RALEIGH, N.C. -- Coach Dave Doeren admits he's superstitious. When things are going well, he'll wear the same color shirt or follow the same routine or, as he noted, follow a few other rules that “just don't need to be talked about.”
However, nothing was lucky about the NC State Wolfpack's 39-25 win over the Louisville Cardinals on Thursday. Doeren's Wolfpack sent a message to the rest of the ACC: NC State is for real.
To be sure, bad luck has overwhelmed this program at times, including close losses last year to both Clemson (on a missed chip-shot field goal) and Florida State (on a dropped would-be interception). Even in this year's opener, NC State dominated South Carolina in every statistic except the final score.

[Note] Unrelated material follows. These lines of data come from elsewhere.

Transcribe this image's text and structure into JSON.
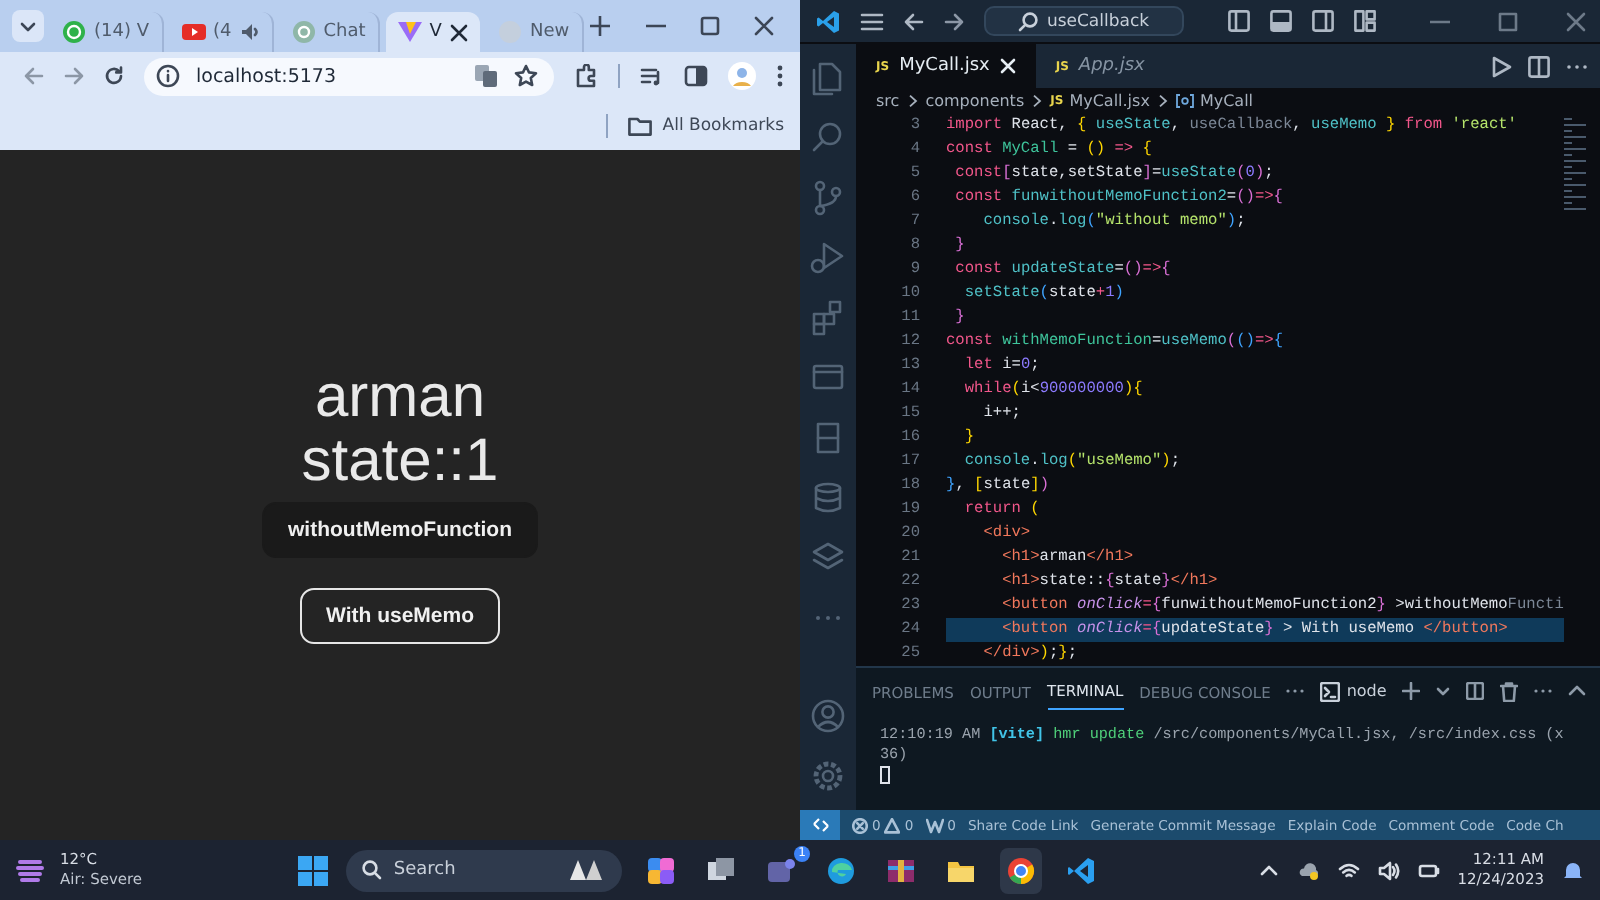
{
  "browser": {
    "tabs": [
      {
        "label": "(14) V",
        "selected": false
      },
      {
        "label": "(4",
        "selected": false
      },
      {
        "label": "Chat",
        "selected": false
      },
      {
        "label": "V",
        "selected": true
      },
      {
        "label": "New",
        "selected": false
      }
    ],
    "address": "localhost:5173",
    "bookmarks_label": "All Bookmarks",
    "page": {
      "headings": [
        "arman",
        "state::1"
      ],
      "buttons": [
        {
          "label": "withoutMemoFunction",
          "kind": "filled"
        },
        {
          "label": "With useMemo",
          "kind": "outlined"
        }
      ]
    }
  },
  "editor": {
    "search": "useCallback",
    "tabs": [
      {
        "badge": "JS",
        "label": "MyCall.jsx",
        "selected": true,
        "preview": false
      },
      {
        "badge": "JS",
        "label": "App.jsx",
        "selected": false,
        "preview": true
      }
    ],
    "breadcrumbs": [
      {
        "kind": "folder",
        "label": "src"
      },
      {
        "kind": "folder",
        "label": "components"
      },
      {
        "kind": "file",
        "badge": "JS",
        "label": "MyCall.jsx"
      },
      {
        "kind": "symbol",
        "label": "MyCall"
      }
    ],
    "lines": [
      {
        "number": "3",
        "current": false,
        "tokens": [
          {
            "kind": "kw",
            "text": "import "
          },
          {
            "kind": "tx",
            "text": "React, "
          },
          {
            "kind": "b1",
            "text": "{"
          },
          {
            "kind": "fn",
            "text": " useState"
          },
          {
            "kind": "tx",
            "text": ", "
          },
          {
            "kind": "dim",
            "text": "useCallback"
          },
          {
            "kind": "tx",
            "text": ", "
          },
          {
            "kind": "fn",
            "text": "useMemo"
          },
          {
            "kind": "b1",
            "text": " }"
          },
          {
            "kind": "kw",
            "text": " from "
          },
          {
            "kind": "str",
            "text": "'react'"
          }
        ]
      },
      {
        "number": "4",
        "current": false,
        "tokens": [
          {
            "kind": "kw",
            "text": "const "
          },
          {
            "kind": "name",
            "text": "MyCall"
          },
          {
            "kind": "tx",
            "text": " = "
          },
          {
            "kind": "b1",
            "text": "()"
          },
          {
            "kind": "op",
            "text": " => "
          },
          {
            "kind": "b1",
            "text": "{"
          }
        ]
      },
      {
        "number": "5",
        "current": false,
        "tokens": [
          {
            "kind": "kw",
            "text": " const"
          },
          {
            "kind": "b2",
            "text": "["
          },
          {
            "kind": "tx",
            "text": "state,setState"
          },
          {
            "kind": "b2",
            "text": "]"
          },
          {
            "kind": "tx",
            "text": "="
          },
          {
            "kind": "fn",
            "text": "useState"
          },
          {
            "kind": "b2",
            "text": "("
          },
          {
            "kind": "num",
            "text": "0"
          },
          {
            "kind": "b2",
            "text": ")"
          },
          {
            "kind": "tx",
            "text": ";"
          }
        ]
      },
      {
        "number": "6",
        "current": false,
        "tokens": [
          {
            "kind": "kw",
            "text": " const "
          },
          {
            "kind": "fn",
            "text": "funwithoutMemoFunction2"
          },
          {
            "kind": "tx",
            "text": "="
          },
          {
            "kind": "b2",
            "text": "()"
          },
          {
            "kind": "op",
            "text": "=>"
          },
          {
            "kind": "b2",
            "text": "{"
          }
        ]
      },
      {
        "number": "7",
        "current": false,
        "tokens": [
          {
            "kind": "fn",
            "text": "    console"
          },
          {
            "kind": "tx",
            "text": "."
          },
          {
            "kind": "fn",
            "text": "log"
          },
          {
            "kind": "b3",
            "text": "("
          },
          {
            "kind": "str",
            "text": "\"without memo\""
          },
          {
            "kind": "b3",
            "text": ")"
          },
          {
            "kind": "tx",
            "text": ";"
          }
        ]
      },
      {
        "number": "8",
        "current": false,
        "tokens": [
          {
            "kind": "b2",
            "text": " }"
          }
        ]
      },
      {
        "number": "9",
        "current": false,
        "tokens": [
          {
            "kind": "kw",
            "text": " const "
          },
          {
            "kind": "fn",
            "text": "updateState"
          },
          {
            "kind": "tx",
            "text": "="
          },
          {
            "kind": "b2",
            "text": "()"
          },
          {
            "kind": "op",
            "text": "=>"
          },
          {
            "kind": "b2",
            "text": "{"
          }
        ]
      },
      {
        "number": "10",
        "current": false,
        "tokens": [
          {
            "kind": "fn",
            "text": "  setState"
          },
          {
            "kind": "b3",
            "text": "("
          },
          {
            "kind": "tx",
            "text": "state"
          },
          {
            "kind": "op",
            "text": "+"
          },
          {
            "kind": "num",
            "text": "1"
          },
          {
            "kind": "b3",
            "text": ")"
          }
        ]
      },
      {
        "number": "11",
        "current": false,
        "tokens": [
          {
            "kind": "b2",
            "text": " }"
          }
        ]
      },
      {
        "number": "12",
        "current": false,
        "tokens": [
          {
            "kind": "kw",
            "text": "const "
          },
          {
            "kind": "name",
            "text": "withMemoFunction"
          },
          {
            "kind": "tx",
            "text": "="
          },
          {
            "kind": "fn",
            "text": "useMemo"
          },
          {
            "kind": "b2",
            "text": "("
          },
          {
            "kind": "b3",
            "text": "()"
          },
          {
            "kind": "op",
            "text": "=>"
          },
          {
            "kind": "b3",
            "text": "{"
          }
        ]
      },
      {
        "number": "13",
        "current": false,
        "tokens": [
          {
            "kind": "kw",
            "text": "  let "
          },
          {
            "kind": "tx",
            "text": "i="
          },
          {
            "kind": "num",
            "text": "0"
          },
          {
            "kind": "tx",
            "text": ";"
          }
        ]
      },
      {
        "number": "14",
        "current": false,
        "tokens": [
          {
            "kind": "kw",
            "text": "  while"
          },
          {
            "kind": "b1",
            "text": "("
          },
          {
            "kind": "tx",
            "text": "i<"
          },
          {
            "kind": "num",
            "text": "900000000"
          },
          {
            "kind": "b1",
            "text": "){"
          }
        ]
      },
      {
        "number": "15",
        "current": false,
        "tokens": [
          {
            "kind": "tx",
            "text": "    i++;"
          }
        ]
      },
      {
        "number": "16",
        "current": false,
        "tokens": [
          {
            "kind": "b1",
            "text": "  }"
          }
        ]
      },
      {
        "number": "17",
        "current": false,
        "tokens": [
          {
            "kind": "fn",
            "text": "  console"
          },
          {
            "kind": "tx",
            "text": "."
          },
          {
            "kind": "fn",
            "text": "log"
          },
          {
            "kind": "b1",
            "text": "("
          },
          {
            "kind": "str",
            "text": "\"useMemo\""
          },
          {
            "kind": "b1",
            "text": ")"
          },
          {
            "kind": "tx",
            "text": ";"
          }
        ]
      },
      {
        "number": "18",
        "current": false,
        "tokens": [
          {
            "kind": "b3",
            "text": "}"
          },
          {
            "kind": "tx",
            "text": ", "
          },
          {
            "kind": "b1",
            "text": "["
          },
          {
            "kind": "tx",
            "text": "state"
          },
          {
            "kind": "b1",
            "text": "]"
          },
          {
            "kind": "b2",
            "text": ")"
          }
        ]
      },
      {
        "number": "19",
        "current": false,
        "tokens": [
          {
            "kind": "kw",
            "text": "  return "
          },
          {
            "kind": "b1",
            "text": "("
          }
        ]
      },
      {
        "number": "20",
        "current": false,
        "tokens": [
          {
            "kind": "tag",
            "text": "    <div>"
          }
        ]
      },
      {
        "number": "21",
        "current": false,
        "tokens": [
          {
            "kind": "tag",
            "text": "      <h1>"
          },
          {
            "kind": "tx",
            "text": "arman"
          },
          {
            "kind": "tag",
            "text": "</h1>"
          }
        ]
      },
      {
        "number": "22",
        "current": false,
        "tokens": [
          {
            "kind": "tag",
            "text": "      <h1>"
          },
          {
            "kind": "tx",
            "text": "state::"
          },
          {
            "kind": "b2",
            "text": "{"
          },
          {
            "kind": "tx",
            "text": "state"
          },
          {
            "kind": "b2",
            "text": "}"
          },
          {
            "kind": "tag",
            "text": "</h1>"
          }
        ]
      },
      {
        "number": "23",
        "current": false,
        "tokens": [
          {
            "kind": "tag",
            "text": "      <button "
          },
          {
            "kind": "attr",
            "text": "onClick"
          },
          {
            "kind": "op",
            "text": "="
          },
          {
            "kind": "b2",
            "text": "{"
          },
          {
            "kind": "tx",
            "text": "funwithoutMemoFunction2"
          },
          {
            "kind": "b2",
            "text": "}"
          },
          {
            "kind": "tx",
            "text": " >withoutMemo"
          },
          {
            "kind": "dim",
            "text": "Functi"
          }
        ]
      },
      {
        "number": "24",
        "current": true,
        "tokens": [
          {
            "kind": "tag",
            "text": "      <button "
          },
          {
            "kind": "attr",
            "text": "onClick"
          },
          {
            "kind": "op",
            "text": "="
          },
          {
            "kind": "b2",
            "text": "{"
          },
          {
            "kind": "tx",
            "text": "updateState"
          },
          {
            "kind": "b2",
            "text": "}"
          },
          {
            "kind": "tx",
            "text": " > With useMemo "
          },
          {
            "kind": "tag",
            "text": "</button>"
          }
        ]
      },
      {
        "number": "25",
        "current": false,
        "tokens": [
          {
            "kind": "tag",
            "text": "    </div>"
          },
          {
            "kind": "b1",
            "text": ")"
          },
          {
            "kind": "tx",
            "text": ";"
          },
          {
            "kind": "b1",
            "text": "}"
          },
          {
            "kind": "tx",
            "text": ";"
          }
        ]
      }
    ],
    "panel_tabs": [
      {
        "label": "PROBLEMS",
        "selected": false
      },
      {
        "label": "OUTPUT",
        "selected": false
      },
      {
        "label": "TERMINAL",
        "selected": true
      },
      {
        "label": "DEBUG CONSOLE",
        "selected": false
      }
    ],
    "terminal_profile": "node",
    "terminal_lines": [
      [
        {
          "kind": "time",
          "text": "12:10:19 AM "
        },
        {
          "kind": "vite",
          "text": "[vite]"
        },
        {
          "kind": "hmr",
          "text": " hmr update"
        },
        {
          "kind": "path",
          "text": " /src/components/MyCall.jsx, /src/index.css (x"
        }
      ],
      [
        {
          "kind": "path",
          "text": "36)"
        }
      ]
    ],
    "status": {
      "errors": "0",
      "warnings": "0",
      "ports": "0",
      "actions": [
        "Share Code Link",
        "Generate Commit Message",
        "Explain Code",
        "Comment Code",
        "Code Ch"
      ]
    }
  },
  "taskbar": {
    "temperature": "12°C",
    "air_quality": "Air: Severe",
    "search_placeholder": "Search",
    "teams_badge": "1",
    "time": "12:11 AM",
    "date": "12/24/2023"
  }
}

So, yeah, a little salt over the shoulder might've been necessary to exorcise the demons.
Now, though, NC State looks more than capable of lining up with anyone. The Wolfpack's first nine drives all entered Louisville territory.
"They don't want to be denied what they feel is theirs right now," Doeren said. "They've had the struggle. You have to face your fear. You've got to grow up, to dig deep. Our guys did that."
QB Ryan Finley, who has now thrown 288 straight passes without an interception, the best mark in the nation, carved up Louisville's secondary.
NC State's defense, led by DE Bradley Chubb, tormented the Louisville offensive line, and while the D hardly corralled QB Lamar Jackson's magic, the Wolfpack still held their own, and LB Germaine Pratt finished things off with a pick-six on a late Jackson heave.
In the end, 24th-ranked NC State notched a second straight win over a ranked opponent, something the program hadn't done since 2010. It was the Wolfpack's first win as a ranked team since 2003. Indeed, a ranked NC State team hadn't beaten another ranked team (Louisville is No. 17) since 2002 -- and hadn't done so at home since 1992. It was a third straight ACC win, also something they hadn't done since 2002.
Talk about exorcising demons.
"We're playing with a chip on our shoulder," Finley said. "Last year was a tough season. When you go through the fire, you come out burned."
None of that is to suggest Doeren couldn't have used a little more positive mojo. NC State flamed out in the red zone too often and watched as Jackson worked his typical magic. It wasn't a performance that will strike fear into the current kings of the ACC, but Clemson should take notice. After all, it was the Tigers' good fortune that saved them against NC State last year. And this, clearly, is a new NC State team.
For Louisville, however, it was more of the same in a season that is torturously unraveling. Jackson was again spectacular, throwing for 354 yards and rushing for 73 more, accounting for three touchdowns. But his team did him no favors, with the secondary struggling, the receivers dropping numerous passes, and the O-line coughing up four sacks and getting flagged for five false starts. Forget the big numbers for Jackson. The loss puts his Heisman hopes on life support, and the image of Pratt scampering into the end zone will be what lingers.
"We threw an interception for a touchdown," Louisville coach Bobby Petrino said, seeming to pin the ultimate failure on Jackson's errant throw. "That was really discouraging to me. If we get in a position to win, we've got to make the plays to go do it."
If this was the end for Jackson's Heisman run, however, it's just the start of an intriguing new storyline in the ACC. Sure, Florida State is down. No, Louisville will not meet expectations. But here's NC State, long forgotten but suddenly relevant.
This wasn't a "we want Clemson" statement game, perhaps. But it was a statement that Clemson's road to another ACC Atlantic title will at least include a speed bump in Raleigh, North Carolina.
"We've got that confidence in ourselves that we're one of the best teams in the country," Chubb said. "When you have that confidence, I feel like nobody can beat us."